- TO DO: Retype every entry exactly, down to the last character.

[Entries taken from a collection]
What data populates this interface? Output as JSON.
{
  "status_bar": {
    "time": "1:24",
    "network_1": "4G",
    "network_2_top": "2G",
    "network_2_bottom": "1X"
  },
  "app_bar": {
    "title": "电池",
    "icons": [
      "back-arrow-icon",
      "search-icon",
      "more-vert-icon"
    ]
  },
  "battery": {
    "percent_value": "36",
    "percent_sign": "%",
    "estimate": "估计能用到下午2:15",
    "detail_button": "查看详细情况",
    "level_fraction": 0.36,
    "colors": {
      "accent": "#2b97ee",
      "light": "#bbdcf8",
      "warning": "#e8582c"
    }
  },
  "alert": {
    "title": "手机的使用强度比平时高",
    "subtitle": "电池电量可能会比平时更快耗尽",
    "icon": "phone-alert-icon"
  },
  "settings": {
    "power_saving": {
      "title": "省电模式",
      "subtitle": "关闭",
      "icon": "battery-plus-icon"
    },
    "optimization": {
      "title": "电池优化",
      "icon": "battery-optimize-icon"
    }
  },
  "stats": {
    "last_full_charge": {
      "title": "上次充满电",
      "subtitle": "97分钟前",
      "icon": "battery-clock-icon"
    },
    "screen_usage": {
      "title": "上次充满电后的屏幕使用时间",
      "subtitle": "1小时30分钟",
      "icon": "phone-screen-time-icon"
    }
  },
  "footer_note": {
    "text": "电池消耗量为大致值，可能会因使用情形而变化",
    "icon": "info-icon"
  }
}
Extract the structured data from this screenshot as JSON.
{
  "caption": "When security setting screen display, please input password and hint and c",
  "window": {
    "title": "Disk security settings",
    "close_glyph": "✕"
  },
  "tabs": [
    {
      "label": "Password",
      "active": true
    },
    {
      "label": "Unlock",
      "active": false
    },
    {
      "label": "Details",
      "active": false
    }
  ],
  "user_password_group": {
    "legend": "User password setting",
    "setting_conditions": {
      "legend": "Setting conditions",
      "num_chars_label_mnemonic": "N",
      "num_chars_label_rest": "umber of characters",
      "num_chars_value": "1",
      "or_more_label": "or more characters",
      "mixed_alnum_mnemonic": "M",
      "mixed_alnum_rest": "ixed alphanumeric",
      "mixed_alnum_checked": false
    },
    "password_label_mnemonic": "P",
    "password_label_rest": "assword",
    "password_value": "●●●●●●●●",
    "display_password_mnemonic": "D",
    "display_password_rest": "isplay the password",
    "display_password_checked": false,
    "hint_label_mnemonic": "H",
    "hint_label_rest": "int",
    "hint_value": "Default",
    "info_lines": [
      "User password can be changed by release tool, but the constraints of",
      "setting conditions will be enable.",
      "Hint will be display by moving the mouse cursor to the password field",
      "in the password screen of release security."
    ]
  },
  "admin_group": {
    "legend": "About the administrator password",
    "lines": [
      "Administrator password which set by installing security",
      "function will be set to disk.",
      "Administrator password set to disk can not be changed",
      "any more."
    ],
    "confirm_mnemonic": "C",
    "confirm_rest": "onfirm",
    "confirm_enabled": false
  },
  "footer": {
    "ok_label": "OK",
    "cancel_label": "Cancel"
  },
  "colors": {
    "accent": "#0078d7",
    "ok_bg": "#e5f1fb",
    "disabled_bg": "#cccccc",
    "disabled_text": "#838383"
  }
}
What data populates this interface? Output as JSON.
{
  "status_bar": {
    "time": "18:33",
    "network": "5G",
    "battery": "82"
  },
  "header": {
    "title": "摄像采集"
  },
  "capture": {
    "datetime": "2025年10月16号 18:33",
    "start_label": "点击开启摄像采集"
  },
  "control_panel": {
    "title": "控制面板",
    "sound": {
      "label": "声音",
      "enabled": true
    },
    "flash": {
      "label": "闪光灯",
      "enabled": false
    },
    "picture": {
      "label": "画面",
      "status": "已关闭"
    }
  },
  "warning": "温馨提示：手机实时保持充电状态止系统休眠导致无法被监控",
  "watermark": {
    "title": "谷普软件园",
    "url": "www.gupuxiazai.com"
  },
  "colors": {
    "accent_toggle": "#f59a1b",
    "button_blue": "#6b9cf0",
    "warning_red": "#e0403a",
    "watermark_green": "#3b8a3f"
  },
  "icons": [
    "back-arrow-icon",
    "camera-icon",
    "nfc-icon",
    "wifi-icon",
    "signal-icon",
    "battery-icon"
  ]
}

- EXERCISE RESPONSE:
What data populates this interface? Output as JSON.
{
  "status_bar": {
    "time": "1:24",
    "network_1": "4G",
    "network_2_top": "2G",
    "network_2_bottom": "1X"
  },
  "app_bar": {
    "title": "电池",
    "icons": [
      "back-arrow-icon",
      "search-icon",
      "more-vert-icon"
    ]
  },
  "battery": {
    "percent_value": "36",
    "percent_sign": "%",
    "estimate": "估计能用到下午2:15",
    "detail_button": "查看详细情况",
    "level_fraction": 0.36,
    "colors": {
      "accent": "#2b97ee",
      "light": "#bbdcf8",
      "warning": "#e8582c"
    }
  },
  "alert": {
    "title": "手机的使用强度比平时高",
    "subtitle": "电池电量可能会比平时更快耗尽",
    "icon": "phone-alert-icon"
  },
  "settings": {
    "power_saving": {
      "title": "省电模式",
      "subtitle": "关闭",
      "icon": "battery-plus-icon"
    },
    "optimization": {
      "title": "电池优化",
      "icon": "battery-optimize-icon"
    }
  },
  "stats": {
    "last_full_charge": {
      "title": "上次充满电",
      "subtitle": "97分钟前",
      "icon": "battery-clock-icon"
    },
    "screen_usage": {
      "title": "上次充满电后的屏幕使用时间",
      "subtitle": "1小时30分钟",
      "icon": "phone-screen-time-icon"
    }
  },
  "footer_note": {
    "text": "电池消耗量为大致值，可能会因使用情形而变化",
    "icon": "info-icon"
  }
}
Extract the structured data from this screenshot as JSON.
{
  "caption": "When security setting screen display, please input password and hint and c",
  "window": {
    "title": "Disk security settings",
    "close_glyph": "✕"
  },
  "tabs": [
    {
      "label": "Password",
      "active": true
    },
    {
      "label": "Unlock",
      "active": false
    },
    {
      "label": "Details",
      "active": false
    }
  ],
  "user_password_group": {
    "legend": "User password setting",
    "setting_conditions": {
      "legend": "Setting conditions",
      "num_chars_label_mnemonic": "N",
      "num_chars_label_rest": "umber of characters",
      "num_chars_value": "1",
      "or_more_label": "or more characters",
      "mixed_alnum_mnemonic": "M",
      "mixed_alnum_rest": "ixed alphanumeric",
      "mixed_alnum_checked": false
    },
    "password_label_mnemonic": "P",
    "password_label_rest": "assword",
    "password_value": "●●●●●●●●",
    "display_password_mnemonic": "D",
    "display_password_rest": "isplay the password",
    "display_password_checked": false,
    "hint_label_mnemonic": "H",
    "hint_label_rest": "int",
    "hint_value": "Default",
    "info_lines": [
      "User password can be changed by release tool, but the constraints of",
      "setting conditions will be enable.",
      "Hint will be display by moving the mouse cursor to the password field",
      "in the password screen of release security."
    ]
  },
  "admin_group": {
    "legend": "About the administrator password",
    "lines": [
      "Administrator password which set by installing security",
      "function will be set to disk.",
      "Administrator password set to disk can not be changed",
      "any more."
    ],
    "confirm_mnemonic": "C",
    "confirm_rest": "onfirm",
    "confirm_enabled": false
  },
  "footer": {
    "ok_label": "OK",
    "cancel_label": "Cancel"
  },
  "colors": {
    "accent": "#0078d7",
    "ok_bg": "#e5f1fb",
    "disabled_bg": "#cccccc",
    "disabled_text": "#838383"
  }
}
What data populates this interface? Output as JSON.
{
  "status_bar": {
    "time": "18:33",
    "network": "5G",
    "battery": "82"
  },
  "header": {
    "title": "摄像采集"
  },
  "capture": {
    "datetime": "2025年10月16号 18:33",
    "start_label": "点击开启摄像采集"
  },
  "control_panel": {
    "title": "控制面板",
    "sound": {
      "label": "声音",
      "enabled": true
    },
    "flash": {
      "label": "闪光灯",
      "enabled": false
    },
    "picture": {
      "label": "画面",
      "status": "已关闭"
    }
  },
  "warning": "温馨提示：手机实时保持充电状态止系统休眠导致无法被监控",
  "watermark": {
    "title": "谷普软件园",
    "url": "www.gupuxiazai.com"
  },
  "colors": {
    "accent_toggle": "#f59a1b",
    "button_blue": "#6b9cf0",
    "warning_red": "#e0403a",
    "watermark_green": "#3b8a3f"
  },
  "icons": [
    "back-arrow-icon",
    "camera-icon",
    "nfc-icon",
    "wifi-icon",
    "signal-icon",
    "battery-icon"
  ]
}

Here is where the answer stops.